>>>
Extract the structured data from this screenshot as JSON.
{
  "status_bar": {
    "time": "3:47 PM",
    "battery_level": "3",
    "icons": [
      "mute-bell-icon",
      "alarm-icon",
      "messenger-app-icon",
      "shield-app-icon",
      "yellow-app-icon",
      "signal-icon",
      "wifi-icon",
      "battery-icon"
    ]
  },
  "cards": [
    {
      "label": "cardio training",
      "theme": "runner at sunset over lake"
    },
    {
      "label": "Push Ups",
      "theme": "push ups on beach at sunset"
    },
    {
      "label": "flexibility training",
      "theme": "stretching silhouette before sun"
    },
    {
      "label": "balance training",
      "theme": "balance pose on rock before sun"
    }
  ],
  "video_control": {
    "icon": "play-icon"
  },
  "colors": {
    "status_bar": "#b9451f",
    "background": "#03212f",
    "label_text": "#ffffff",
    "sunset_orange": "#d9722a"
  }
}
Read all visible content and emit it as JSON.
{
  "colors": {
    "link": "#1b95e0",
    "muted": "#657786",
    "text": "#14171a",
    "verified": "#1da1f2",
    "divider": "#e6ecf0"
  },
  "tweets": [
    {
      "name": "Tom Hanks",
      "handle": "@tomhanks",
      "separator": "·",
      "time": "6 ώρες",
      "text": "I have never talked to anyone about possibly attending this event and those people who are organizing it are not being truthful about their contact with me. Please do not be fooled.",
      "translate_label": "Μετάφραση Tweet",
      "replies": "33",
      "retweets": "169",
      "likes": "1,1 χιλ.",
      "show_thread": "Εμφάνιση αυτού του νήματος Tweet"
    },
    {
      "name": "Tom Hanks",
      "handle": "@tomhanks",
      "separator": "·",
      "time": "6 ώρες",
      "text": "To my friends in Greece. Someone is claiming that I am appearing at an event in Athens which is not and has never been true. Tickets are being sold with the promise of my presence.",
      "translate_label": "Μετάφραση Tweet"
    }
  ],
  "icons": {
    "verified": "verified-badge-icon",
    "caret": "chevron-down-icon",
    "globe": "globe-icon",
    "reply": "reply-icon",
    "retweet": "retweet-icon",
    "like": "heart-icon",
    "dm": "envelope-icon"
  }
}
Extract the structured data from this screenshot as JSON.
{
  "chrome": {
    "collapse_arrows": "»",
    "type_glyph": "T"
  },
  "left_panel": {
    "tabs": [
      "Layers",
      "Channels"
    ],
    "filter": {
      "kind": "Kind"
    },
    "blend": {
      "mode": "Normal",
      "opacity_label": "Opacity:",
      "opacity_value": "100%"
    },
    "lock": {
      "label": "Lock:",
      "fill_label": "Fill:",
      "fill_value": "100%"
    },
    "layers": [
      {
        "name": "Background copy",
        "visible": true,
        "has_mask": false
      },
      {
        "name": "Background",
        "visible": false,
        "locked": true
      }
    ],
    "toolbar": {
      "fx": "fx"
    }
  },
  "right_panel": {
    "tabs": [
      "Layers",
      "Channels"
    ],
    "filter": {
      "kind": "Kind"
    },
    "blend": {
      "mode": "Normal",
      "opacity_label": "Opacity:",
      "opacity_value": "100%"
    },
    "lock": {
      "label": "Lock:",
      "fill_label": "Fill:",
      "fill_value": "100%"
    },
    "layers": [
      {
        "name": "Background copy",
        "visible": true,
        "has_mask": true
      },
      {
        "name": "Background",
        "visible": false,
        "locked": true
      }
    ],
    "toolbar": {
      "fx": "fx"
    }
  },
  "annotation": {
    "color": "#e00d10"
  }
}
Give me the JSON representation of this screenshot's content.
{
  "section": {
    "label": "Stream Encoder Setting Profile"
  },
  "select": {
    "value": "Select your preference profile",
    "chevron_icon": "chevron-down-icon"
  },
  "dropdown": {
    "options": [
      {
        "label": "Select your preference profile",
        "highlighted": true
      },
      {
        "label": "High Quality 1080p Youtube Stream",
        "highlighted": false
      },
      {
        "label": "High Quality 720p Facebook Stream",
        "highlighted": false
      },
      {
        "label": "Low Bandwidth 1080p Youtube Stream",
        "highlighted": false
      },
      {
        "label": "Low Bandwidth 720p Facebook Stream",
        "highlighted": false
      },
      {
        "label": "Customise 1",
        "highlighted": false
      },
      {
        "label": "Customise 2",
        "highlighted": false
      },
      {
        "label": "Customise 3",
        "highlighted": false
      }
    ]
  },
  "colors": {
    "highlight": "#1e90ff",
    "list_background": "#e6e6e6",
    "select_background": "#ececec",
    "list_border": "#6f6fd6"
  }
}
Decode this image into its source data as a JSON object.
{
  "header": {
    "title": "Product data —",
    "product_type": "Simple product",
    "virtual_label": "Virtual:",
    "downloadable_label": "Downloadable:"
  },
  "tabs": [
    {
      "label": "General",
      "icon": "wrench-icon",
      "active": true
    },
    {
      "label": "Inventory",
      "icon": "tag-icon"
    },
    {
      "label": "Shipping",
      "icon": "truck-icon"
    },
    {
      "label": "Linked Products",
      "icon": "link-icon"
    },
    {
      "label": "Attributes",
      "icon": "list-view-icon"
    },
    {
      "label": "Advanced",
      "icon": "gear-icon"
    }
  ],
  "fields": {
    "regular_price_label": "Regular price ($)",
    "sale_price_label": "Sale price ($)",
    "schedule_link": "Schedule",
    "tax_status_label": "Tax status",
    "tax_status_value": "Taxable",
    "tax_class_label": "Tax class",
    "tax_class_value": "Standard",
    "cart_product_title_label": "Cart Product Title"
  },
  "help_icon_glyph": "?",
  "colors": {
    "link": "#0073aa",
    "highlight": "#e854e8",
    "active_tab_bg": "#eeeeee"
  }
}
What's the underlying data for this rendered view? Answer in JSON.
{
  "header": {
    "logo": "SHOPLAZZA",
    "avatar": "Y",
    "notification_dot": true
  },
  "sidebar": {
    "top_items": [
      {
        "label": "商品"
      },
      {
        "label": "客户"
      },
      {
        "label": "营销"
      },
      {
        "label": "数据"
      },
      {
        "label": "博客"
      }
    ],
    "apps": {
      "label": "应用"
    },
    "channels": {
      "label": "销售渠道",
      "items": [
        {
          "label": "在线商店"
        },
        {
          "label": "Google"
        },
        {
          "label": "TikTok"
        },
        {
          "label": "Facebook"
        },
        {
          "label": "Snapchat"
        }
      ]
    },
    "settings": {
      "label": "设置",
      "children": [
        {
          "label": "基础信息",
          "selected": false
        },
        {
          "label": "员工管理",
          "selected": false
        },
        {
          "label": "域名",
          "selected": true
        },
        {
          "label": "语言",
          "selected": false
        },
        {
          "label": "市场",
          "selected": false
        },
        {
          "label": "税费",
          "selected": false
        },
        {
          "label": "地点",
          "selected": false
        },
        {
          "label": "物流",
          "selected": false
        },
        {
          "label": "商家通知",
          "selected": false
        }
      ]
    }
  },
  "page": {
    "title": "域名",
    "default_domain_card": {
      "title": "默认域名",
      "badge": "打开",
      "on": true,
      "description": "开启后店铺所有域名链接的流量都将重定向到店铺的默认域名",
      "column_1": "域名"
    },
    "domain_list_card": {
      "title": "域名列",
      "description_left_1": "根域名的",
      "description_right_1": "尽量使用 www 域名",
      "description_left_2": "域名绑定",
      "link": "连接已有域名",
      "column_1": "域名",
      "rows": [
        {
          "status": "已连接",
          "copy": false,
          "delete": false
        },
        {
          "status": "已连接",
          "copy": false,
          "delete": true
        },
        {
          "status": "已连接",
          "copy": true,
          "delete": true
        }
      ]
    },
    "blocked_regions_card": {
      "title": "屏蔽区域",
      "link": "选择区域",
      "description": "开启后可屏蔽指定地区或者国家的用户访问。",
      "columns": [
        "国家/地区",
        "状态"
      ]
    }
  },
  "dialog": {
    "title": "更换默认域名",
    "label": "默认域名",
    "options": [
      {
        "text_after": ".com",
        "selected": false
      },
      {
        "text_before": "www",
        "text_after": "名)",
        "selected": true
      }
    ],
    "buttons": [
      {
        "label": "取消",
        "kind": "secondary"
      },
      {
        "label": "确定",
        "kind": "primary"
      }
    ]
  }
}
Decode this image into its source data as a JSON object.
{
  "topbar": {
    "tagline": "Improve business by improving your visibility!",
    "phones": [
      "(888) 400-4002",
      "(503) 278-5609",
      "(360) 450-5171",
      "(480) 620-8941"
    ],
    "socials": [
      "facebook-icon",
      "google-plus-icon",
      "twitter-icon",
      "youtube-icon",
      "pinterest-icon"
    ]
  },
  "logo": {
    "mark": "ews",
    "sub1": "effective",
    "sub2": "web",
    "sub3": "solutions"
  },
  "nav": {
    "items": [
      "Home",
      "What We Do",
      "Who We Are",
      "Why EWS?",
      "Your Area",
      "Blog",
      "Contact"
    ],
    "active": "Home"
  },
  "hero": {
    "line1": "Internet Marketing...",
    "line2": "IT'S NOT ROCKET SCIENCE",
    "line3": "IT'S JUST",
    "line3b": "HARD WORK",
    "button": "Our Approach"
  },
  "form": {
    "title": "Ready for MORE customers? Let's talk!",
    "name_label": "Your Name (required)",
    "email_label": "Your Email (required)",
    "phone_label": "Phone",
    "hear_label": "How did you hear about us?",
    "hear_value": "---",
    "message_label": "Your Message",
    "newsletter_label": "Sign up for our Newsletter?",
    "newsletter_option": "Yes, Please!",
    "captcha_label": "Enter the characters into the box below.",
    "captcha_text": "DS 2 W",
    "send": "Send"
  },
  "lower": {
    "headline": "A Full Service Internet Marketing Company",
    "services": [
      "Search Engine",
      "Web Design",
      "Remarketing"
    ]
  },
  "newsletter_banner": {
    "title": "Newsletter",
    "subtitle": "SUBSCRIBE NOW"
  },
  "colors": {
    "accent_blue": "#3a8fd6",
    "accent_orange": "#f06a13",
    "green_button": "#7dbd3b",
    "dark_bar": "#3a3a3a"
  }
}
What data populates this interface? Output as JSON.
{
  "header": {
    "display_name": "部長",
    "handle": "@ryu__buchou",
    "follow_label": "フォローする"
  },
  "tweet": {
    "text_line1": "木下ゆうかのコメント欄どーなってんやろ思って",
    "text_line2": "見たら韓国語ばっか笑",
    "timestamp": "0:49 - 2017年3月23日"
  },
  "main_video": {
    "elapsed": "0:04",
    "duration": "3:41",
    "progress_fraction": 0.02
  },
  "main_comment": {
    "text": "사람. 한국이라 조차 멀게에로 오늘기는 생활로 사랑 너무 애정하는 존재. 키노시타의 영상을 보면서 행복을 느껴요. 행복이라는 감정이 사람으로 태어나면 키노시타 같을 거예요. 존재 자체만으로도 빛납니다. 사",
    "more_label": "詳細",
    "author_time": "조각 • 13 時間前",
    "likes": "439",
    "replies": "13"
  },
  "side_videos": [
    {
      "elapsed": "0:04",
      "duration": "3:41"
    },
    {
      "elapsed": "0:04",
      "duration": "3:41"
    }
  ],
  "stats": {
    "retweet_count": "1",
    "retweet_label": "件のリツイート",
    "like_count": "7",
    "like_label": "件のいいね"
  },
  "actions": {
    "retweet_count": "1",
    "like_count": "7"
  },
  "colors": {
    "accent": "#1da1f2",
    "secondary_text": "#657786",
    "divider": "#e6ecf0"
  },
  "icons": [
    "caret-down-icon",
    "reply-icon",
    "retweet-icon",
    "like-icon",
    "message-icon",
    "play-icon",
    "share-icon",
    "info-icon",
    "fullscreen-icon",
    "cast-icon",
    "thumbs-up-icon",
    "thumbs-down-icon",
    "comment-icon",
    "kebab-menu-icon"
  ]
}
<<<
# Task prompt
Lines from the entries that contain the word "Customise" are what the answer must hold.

# Answer for this exercise
        "label": "Customise 1",
        "label": "Customise 2",
        "label": "Customise 3",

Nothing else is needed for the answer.